Winds carry these salt crystals over all the Earth
Normally, airborne salt particles from the sea are less than a micron in diameter. It would take a million of them to weigh a pound.
Salt particles play an important part in weather processes because they are hygroscopic – they absorb water.
Raindrops usually form around tiny particles that act as nuclei for condensation. Generally, each fog and cloud droplet also collects around a particle of some type at its center.
Tiny crystals of sea salt make better condensation nuclei than other natural particles found in the air. Thus, salt particles in the air help make rain.
Dust from meteor showers may occasionally affect world rainfall.
When the Earth encounters a swarm of meteors, those meteors that get to the upper reaches of the Earth’s atmosphere are vaporized by heat from friction.
The resulting debris is a fine smoke or powder.
This fine dust then floats down into the cloud system of the lower atmosphere, where it can readily serve as nuclei around which ice crystals or raindrops can form.
Increases in world rainfall come about a month after the Earth encounters meteor systems in space. The delay of a month allows sufficient time for the meteoric dust to fall through the upper atmosphere.
Occasionally, large meteors leave visible trains of dust. Most often their trails disappear rapidly, but in a few witnessed cases a wake of dust has remained visible for an hour or so.
In one extreme instance-a great meteor that broke up in the sky over Siberia in 1908-the dust cloud traveled all the way around the world before it dissipated.
Large forest fires are among the more spectacular producers of foreign particles in the atmosphere.
Because these fires create violent updrafts, smoke particles are carried to great heights, and, being small, are spread over vast distances by high altitude winds.
In the autumn of 1950, forest fires in Alberta, Canada produced smoke that drifted east over North America on the prevailing wind and crossed the North Atlantic, reaching Britain and continental Europe.
The light-scattering properties of this dense smoke made the Sun look indigo and the Moon blue to observers in Scotland and other northern lands.
Wind-pollinated plants are the most prolific sources of foreign particles in the air. This is a problem for people with allergies.
Spores are closely related to pollens. Spores are the reproductive bodies of fungi, which include molds, yeasts, rusts, mildews, puffballs and mushrooms. Tiny spores are adrift everywhere in the air, even over the oceans.
Although they resemble pollens in general appearance, spores are not fertilizing agents. Instead, they are like seeds, and give rise to new organisms wherever they take hold.

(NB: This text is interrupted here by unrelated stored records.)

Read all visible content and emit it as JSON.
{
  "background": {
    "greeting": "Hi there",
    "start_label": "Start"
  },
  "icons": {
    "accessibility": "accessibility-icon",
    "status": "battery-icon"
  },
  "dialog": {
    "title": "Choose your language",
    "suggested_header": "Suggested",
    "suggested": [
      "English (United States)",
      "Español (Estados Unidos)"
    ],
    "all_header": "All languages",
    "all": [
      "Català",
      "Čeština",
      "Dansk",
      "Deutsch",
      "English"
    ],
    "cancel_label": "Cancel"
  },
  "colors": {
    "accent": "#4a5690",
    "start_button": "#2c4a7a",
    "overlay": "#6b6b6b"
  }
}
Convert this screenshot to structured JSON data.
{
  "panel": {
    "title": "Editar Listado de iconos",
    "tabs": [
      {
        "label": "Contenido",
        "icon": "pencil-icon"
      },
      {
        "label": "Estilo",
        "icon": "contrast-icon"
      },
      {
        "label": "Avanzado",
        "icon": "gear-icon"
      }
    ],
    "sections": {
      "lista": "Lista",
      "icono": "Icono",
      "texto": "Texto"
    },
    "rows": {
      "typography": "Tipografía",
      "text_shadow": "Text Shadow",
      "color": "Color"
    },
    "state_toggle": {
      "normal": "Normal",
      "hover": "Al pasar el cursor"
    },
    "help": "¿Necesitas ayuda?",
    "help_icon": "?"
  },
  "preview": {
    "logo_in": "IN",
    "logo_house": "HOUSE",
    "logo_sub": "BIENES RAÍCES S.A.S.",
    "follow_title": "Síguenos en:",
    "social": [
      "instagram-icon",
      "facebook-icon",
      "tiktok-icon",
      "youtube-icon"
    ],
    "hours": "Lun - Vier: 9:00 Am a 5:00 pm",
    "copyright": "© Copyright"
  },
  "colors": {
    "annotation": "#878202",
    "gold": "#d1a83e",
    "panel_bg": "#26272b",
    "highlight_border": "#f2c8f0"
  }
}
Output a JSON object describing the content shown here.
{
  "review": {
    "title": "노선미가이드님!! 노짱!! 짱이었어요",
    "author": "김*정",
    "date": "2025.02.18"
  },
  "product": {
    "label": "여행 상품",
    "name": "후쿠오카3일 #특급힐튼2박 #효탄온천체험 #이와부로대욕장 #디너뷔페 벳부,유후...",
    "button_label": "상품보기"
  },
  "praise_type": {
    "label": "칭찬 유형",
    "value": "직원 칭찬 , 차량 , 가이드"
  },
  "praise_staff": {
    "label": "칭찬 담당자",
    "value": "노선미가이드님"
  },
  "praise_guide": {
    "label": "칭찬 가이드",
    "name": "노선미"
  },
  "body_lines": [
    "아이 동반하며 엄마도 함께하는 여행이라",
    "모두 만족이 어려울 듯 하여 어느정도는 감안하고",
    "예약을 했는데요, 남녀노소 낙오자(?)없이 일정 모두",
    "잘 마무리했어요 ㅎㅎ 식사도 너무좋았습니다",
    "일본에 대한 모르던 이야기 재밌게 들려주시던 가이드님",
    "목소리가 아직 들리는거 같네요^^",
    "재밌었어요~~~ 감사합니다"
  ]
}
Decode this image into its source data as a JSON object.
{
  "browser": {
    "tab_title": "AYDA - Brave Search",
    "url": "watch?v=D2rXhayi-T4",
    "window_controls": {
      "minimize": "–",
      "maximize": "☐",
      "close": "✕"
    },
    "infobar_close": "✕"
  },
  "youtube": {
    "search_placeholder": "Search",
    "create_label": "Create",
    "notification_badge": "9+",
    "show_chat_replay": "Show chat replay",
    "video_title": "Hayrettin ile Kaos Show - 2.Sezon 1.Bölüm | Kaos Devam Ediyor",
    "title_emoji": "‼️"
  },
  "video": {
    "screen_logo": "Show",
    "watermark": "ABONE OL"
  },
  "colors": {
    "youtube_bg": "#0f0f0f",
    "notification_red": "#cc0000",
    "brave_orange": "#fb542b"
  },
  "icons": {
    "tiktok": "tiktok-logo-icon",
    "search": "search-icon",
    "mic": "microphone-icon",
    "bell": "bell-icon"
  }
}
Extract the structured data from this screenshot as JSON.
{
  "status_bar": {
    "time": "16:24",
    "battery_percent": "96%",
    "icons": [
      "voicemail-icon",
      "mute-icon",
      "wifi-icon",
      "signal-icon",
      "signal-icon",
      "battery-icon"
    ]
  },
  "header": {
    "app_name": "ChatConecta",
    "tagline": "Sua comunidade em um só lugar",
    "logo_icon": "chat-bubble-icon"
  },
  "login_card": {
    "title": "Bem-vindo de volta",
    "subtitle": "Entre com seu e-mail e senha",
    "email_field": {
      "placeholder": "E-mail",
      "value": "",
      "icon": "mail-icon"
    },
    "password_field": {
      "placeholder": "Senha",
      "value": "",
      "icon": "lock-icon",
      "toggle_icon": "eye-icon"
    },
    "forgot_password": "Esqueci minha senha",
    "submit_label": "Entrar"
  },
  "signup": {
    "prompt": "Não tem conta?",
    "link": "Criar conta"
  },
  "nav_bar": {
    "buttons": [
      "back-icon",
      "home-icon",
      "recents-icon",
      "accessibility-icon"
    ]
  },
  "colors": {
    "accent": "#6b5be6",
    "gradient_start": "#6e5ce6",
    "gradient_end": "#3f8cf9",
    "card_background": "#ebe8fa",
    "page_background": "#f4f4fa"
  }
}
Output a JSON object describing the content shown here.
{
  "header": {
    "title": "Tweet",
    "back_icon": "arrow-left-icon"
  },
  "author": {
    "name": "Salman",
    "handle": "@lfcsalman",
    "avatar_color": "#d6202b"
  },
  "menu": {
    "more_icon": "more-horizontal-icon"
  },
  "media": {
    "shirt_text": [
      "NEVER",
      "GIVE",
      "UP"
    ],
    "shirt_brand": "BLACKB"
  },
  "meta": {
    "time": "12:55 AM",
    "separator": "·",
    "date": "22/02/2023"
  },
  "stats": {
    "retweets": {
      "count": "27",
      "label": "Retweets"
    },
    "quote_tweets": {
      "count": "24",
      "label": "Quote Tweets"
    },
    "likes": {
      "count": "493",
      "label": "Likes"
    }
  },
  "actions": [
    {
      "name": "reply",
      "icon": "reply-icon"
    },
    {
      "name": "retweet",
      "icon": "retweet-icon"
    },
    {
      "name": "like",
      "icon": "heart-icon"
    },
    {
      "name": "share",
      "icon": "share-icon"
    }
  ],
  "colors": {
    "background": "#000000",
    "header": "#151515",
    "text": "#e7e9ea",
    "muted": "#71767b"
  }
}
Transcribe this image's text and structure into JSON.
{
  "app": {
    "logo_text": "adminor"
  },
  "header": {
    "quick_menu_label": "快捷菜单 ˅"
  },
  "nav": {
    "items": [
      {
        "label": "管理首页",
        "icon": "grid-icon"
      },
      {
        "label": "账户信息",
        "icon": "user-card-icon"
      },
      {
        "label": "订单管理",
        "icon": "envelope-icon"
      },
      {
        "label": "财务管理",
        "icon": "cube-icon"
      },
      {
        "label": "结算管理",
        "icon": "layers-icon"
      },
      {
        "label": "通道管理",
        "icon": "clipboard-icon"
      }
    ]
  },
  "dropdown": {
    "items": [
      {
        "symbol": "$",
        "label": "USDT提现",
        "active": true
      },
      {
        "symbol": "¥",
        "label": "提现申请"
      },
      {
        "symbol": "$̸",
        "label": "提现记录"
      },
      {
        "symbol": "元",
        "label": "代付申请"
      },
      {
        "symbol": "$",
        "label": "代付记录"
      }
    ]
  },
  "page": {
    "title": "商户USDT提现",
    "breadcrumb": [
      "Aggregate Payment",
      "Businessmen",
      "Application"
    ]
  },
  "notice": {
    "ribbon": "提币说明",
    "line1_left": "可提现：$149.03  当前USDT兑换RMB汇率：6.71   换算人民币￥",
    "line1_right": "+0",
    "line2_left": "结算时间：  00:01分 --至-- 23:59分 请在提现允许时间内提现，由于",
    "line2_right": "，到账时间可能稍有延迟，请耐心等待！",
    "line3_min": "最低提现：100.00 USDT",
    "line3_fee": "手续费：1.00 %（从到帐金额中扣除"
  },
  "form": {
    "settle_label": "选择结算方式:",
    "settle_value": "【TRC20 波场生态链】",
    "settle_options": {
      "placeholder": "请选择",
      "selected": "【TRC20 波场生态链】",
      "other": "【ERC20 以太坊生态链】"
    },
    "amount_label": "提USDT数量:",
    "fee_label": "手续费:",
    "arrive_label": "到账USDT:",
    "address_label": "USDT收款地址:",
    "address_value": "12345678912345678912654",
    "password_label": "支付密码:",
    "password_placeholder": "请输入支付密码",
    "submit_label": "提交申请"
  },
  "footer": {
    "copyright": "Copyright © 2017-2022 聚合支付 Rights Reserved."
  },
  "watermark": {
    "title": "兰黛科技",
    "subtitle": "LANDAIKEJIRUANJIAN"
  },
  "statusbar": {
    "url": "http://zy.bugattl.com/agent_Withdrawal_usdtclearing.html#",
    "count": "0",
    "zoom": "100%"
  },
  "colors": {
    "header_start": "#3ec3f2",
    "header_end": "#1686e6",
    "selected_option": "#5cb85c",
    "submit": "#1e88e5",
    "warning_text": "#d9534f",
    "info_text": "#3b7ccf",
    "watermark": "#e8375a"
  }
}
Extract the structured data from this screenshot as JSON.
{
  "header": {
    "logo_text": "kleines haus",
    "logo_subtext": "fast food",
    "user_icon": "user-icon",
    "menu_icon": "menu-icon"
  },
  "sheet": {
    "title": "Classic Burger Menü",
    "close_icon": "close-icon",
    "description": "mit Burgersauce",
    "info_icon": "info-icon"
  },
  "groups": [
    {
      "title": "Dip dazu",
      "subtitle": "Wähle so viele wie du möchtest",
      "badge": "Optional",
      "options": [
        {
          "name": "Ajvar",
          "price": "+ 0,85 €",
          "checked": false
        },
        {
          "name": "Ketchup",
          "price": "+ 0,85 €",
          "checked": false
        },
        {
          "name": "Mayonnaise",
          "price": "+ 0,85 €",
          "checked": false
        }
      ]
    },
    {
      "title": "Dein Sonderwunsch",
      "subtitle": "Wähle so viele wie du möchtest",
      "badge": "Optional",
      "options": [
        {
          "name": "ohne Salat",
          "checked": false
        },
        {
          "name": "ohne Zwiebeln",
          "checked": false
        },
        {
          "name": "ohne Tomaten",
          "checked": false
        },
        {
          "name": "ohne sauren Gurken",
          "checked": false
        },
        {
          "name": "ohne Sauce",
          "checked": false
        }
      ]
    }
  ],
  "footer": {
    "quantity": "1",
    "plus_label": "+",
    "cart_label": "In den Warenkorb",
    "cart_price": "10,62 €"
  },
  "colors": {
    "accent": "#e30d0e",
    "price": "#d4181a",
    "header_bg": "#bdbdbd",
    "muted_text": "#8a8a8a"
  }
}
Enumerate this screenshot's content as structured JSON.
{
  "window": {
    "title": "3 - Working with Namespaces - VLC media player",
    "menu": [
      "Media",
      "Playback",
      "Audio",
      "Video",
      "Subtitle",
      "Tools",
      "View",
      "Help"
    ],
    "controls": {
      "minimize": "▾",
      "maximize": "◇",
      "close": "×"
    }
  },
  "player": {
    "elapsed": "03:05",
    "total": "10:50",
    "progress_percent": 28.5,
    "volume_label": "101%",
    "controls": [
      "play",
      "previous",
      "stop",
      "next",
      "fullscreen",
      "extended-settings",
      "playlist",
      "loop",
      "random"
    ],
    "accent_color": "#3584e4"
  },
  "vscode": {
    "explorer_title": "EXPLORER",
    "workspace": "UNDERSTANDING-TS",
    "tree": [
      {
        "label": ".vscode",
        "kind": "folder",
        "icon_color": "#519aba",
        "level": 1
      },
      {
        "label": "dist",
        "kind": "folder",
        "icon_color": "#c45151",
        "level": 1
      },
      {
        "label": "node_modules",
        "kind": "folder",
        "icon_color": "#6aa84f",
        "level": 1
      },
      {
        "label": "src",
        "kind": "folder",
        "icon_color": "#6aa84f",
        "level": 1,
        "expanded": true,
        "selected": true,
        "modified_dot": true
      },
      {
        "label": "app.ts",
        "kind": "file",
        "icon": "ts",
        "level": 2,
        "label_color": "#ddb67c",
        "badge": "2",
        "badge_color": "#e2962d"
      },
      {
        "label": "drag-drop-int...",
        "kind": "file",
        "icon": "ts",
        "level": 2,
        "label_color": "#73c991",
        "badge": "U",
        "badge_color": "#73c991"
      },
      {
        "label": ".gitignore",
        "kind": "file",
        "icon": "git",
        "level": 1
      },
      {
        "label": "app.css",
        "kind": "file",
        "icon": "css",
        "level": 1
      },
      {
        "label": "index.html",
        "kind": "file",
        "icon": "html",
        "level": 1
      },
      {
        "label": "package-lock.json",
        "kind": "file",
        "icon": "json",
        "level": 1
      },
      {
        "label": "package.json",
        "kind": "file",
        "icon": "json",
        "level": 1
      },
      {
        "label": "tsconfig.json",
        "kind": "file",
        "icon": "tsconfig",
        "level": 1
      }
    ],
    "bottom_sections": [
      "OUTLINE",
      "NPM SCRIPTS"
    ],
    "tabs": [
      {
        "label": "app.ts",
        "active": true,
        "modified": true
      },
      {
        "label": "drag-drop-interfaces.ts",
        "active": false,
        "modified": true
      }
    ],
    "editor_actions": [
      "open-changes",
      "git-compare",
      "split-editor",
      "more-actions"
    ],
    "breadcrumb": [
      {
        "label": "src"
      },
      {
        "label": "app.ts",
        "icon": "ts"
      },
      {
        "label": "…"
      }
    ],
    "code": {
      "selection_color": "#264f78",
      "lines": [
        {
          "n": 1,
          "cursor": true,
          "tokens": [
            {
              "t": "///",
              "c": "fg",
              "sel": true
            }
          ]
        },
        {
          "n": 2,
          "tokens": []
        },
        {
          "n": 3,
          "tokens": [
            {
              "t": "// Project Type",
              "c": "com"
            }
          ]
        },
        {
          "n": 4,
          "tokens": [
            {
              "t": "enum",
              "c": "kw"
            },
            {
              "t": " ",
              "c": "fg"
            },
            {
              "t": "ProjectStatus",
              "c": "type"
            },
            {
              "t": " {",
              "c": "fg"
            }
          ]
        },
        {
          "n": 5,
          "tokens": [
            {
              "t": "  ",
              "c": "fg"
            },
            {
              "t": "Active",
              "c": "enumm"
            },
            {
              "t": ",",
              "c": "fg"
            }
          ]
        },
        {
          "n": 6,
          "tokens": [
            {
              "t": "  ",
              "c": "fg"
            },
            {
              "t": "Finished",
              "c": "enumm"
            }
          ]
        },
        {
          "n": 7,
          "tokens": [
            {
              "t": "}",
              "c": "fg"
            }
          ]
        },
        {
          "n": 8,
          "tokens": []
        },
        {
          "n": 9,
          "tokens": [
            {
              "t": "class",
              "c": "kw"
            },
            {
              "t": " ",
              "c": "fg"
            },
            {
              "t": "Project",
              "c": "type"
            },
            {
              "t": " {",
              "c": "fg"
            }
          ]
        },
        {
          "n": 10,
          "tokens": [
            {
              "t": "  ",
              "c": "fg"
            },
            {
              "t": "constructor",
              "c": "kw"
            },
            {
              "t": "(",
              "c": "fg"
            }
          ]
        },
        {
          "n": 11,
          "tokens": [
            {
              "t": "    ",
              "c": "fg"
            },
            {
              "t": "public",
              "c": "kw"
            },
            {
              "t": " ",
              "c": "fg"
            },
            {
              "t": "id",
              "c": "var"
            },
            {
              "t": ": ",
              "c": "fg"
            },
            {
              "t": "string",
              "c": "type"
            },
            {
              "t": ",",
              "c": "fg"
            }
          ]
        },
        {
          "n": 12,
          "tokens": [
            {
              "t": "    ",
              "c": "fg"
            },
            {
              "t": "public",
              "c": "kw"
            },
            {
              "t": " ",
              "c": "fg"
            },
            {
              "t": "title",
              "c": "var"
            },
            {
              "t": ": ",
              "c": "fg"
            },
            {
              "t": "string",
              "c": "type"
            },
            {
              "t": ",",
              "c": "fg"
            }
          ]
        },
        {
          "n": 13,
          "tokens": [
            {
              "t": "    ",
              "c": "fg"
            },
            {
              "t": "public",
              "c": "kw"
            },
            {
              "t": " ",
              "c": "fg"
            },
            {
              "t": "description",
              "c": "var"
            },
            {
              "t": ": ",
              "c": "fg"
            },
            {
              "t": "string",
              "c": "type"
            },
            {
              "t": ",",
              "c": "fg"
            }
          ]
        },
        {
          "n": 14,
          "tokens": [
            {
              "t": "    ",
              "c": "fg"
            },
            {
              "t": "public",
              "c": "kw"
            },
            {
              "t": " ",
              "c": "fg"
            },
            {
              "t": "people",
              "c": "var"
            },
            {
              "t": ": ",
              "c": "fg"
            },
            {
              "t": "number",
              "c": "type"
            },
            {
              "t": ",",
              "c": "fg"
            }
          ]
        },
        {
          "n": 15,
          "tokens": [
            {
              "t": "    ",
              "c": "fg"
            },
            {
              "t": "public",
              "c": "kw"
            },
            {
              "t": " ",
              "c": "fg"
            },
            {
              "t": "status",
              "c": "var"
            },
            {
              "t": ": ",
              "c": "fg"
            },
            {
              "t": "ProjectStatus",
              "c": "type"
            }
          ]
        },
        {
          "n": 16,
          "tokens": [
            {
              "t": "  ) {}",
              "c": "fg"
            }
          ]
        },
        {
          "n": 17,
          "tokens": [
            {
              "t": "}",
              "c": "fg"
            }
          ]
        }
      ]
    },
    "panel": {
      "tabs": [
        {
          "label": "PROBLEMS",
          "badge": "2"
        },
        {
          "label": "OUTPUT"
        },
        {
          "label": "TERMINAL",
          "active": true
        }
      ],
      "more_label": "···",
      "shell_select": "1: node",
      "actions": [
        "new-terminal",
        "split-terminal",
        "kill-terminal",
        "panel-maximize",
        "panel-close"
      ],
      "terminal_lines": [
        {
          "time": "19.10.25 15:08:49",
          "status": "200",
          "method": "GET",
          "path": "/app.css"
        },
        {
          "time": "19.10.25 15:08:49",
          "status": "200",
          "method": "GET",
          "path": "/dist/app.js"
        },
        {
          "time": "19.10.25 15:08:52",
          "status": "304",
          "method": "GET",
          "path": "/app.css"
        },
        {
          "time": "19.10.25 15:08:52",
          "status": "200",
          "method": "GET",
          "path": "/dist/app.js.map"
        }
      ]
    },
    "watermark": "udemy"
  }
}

Spores have been found as high as 14 miles in the air over the entire globe.
Most fungi depend on the wind for spore dissemination.
Once airborne, spores are carried easily by the slightest air currents.
Once, physicians were taught that infectious microorganisms quickly settle out of the air and die. Today, the droplets ejected, say, by a sneeze, are known to evaporate almost immediately, leaving whatever microorganisms they contain to drift through the air.
Only a relatively small fraction of the microorganisms that human beings breathe cause disease. In fact, most bacteria are actually helpful. Some, for example, convert atmospheric nitrogen into usable plant food.
Pathogenic, or disease-producing, microorganisms, however, can be very dangerous. Most propagate by subdivision-each living cell splits into two cells. Each of the new cells then grows and divides again into two more cells. Provided with ideal conditions, populations multiply quickly.
Fortunately microorganisms do not thrive very well in the air. Unless there is enough humidity in the air, many desiccate and die.
Short exposure to the ultraviolet radiation of the Sun also kills most microorganisms. Low temperatures greatly decrease their activity, and elevated temperatures destroy them rapidly.
Still, many microorganisms survive in the air, despite these hazards.
Among the tiniest of airborne particles are viruses, which are on the borderline between living matter and lifeless chemical substances.